The Norwegian company is partnering on its Web3 plans with Vietnam-based decentralized finance (DeFi) platform Coin98, which says on its website it has more than 2 million users.
Choosing Southeast Asia could be argued as an obvious choice, as Vietnam and Thailand trail just the U.S. in second and third spot in terms of global DeFi adoption, according to Chainalysis’ Global DeFi Adoption Index published in October last year. The region was also the epicenter of the play-to-earn craze that swept the crypto industry in 2021 with the runaway success of Axie Infinity.
“Southeast Asia was a natural choice,” Batt said. “As it stands today, it is one of the most active and thriving regions when it comes to mass adoption of blockchain and cryptocurrencies.”
Web3 proponents envision a decentralized internet where users control their own personal data and have the option of using digital currencies to support Web3 initiatives and projects, effectively gaining a community stakeholder say in developments.
“But to reap all these benefits, mass adoption of Web3 is required,” Batt added. “This is why it’s important to onboard users today.”
Some Internet users already have access to and use Web3 applications, such as non-custodial cryptocurrency wallets like MetaMask, so it may not seem like a big deal to be integrating them into browsers.
But crypto natives familiar with such tools are still a small minority in the overall world of the Internet and the blockchain space needs to do much more to improve the user experience, said Luke Mulks, vice president of Business Operations at Brave Software, developer of the Brave web browser, which comes with an embedded crypto wallet for its more than 50 million active monthly users.
Users typically have to hop between different apps and “once you’ve done that, you’ve lost somebody already,” Mulks said.
“A lot of [our] focus has been on how can we really easily get people to fund their wallets?” Mulks said. “And then once they have funds in their wallets, [then] like here’s this new world of Web3 that we can start to introduce them to,” he said.
“One important thing for developers, especially when they’re looking at Web three, is to make sure that we’re not creating a better monster than the one we’re trying to get away from with Web two and traditional models,” Mulks added.
Brave on that front said it sifted through a lot of user research into what people want and runs extensive ad blockers on its browser.
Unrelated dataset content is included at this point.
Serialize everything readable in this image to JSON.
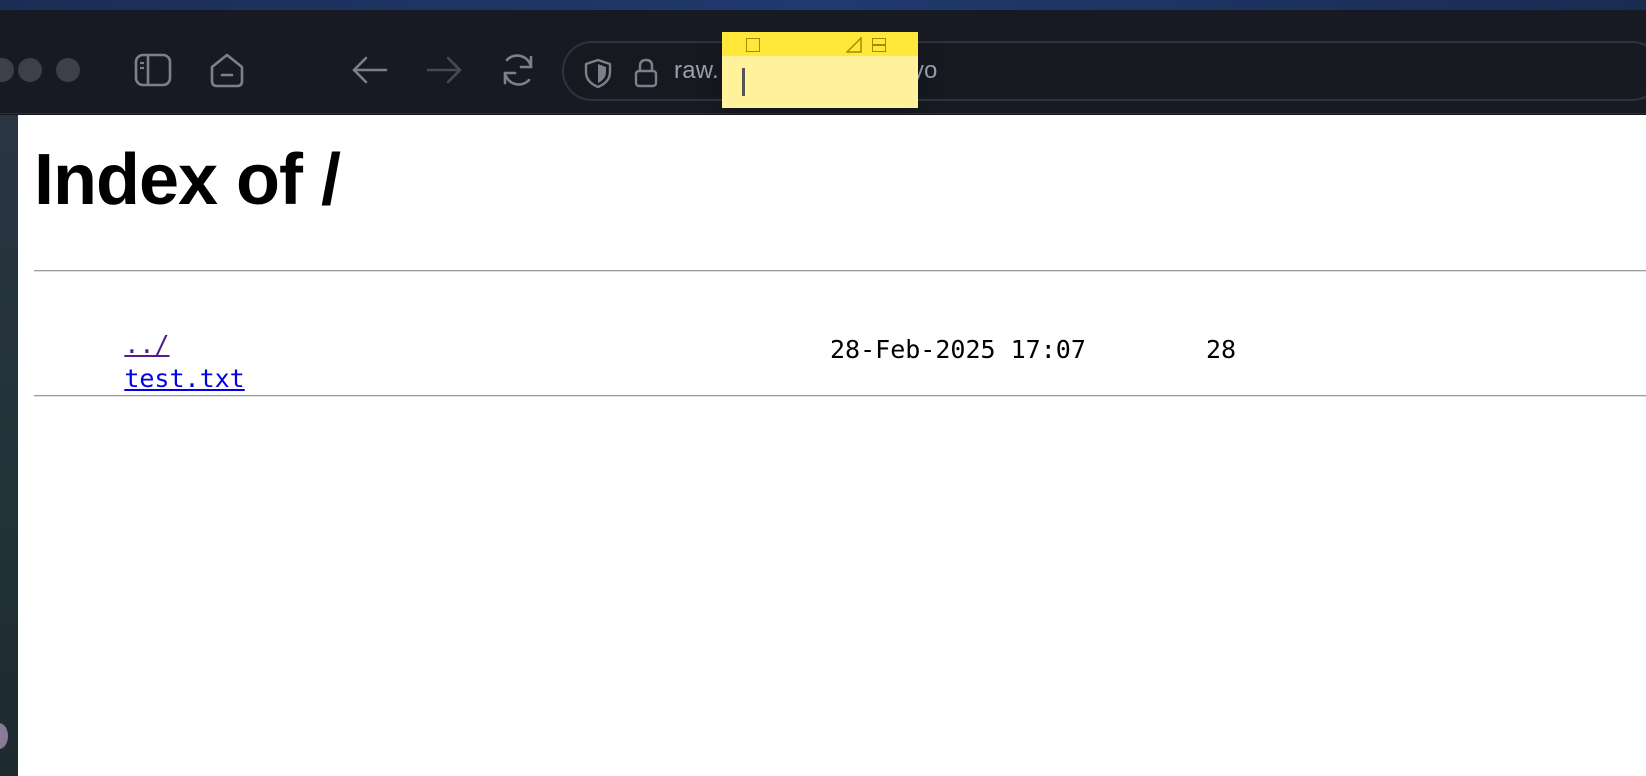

It also developed its own private advertising model, known as Brave Rewards, that users can opt in to see specific ads and earn a crypto known as Basic Attention Token, or BAT. The token can also be used by users to reward projects they support.
Batt at Opera repeated a refrain often heard about Web3, that it will offer multiple opportunities to innovate and disrupt and “the same goes for every other aspect of our online presence such as privacy,” she said.
“Ultimately, Web3 will level the playing field for everyone, allowing users to choose services and conditions that fit their needs best — while enabling a fair competitive environment for builders to create such platforms in the first place.”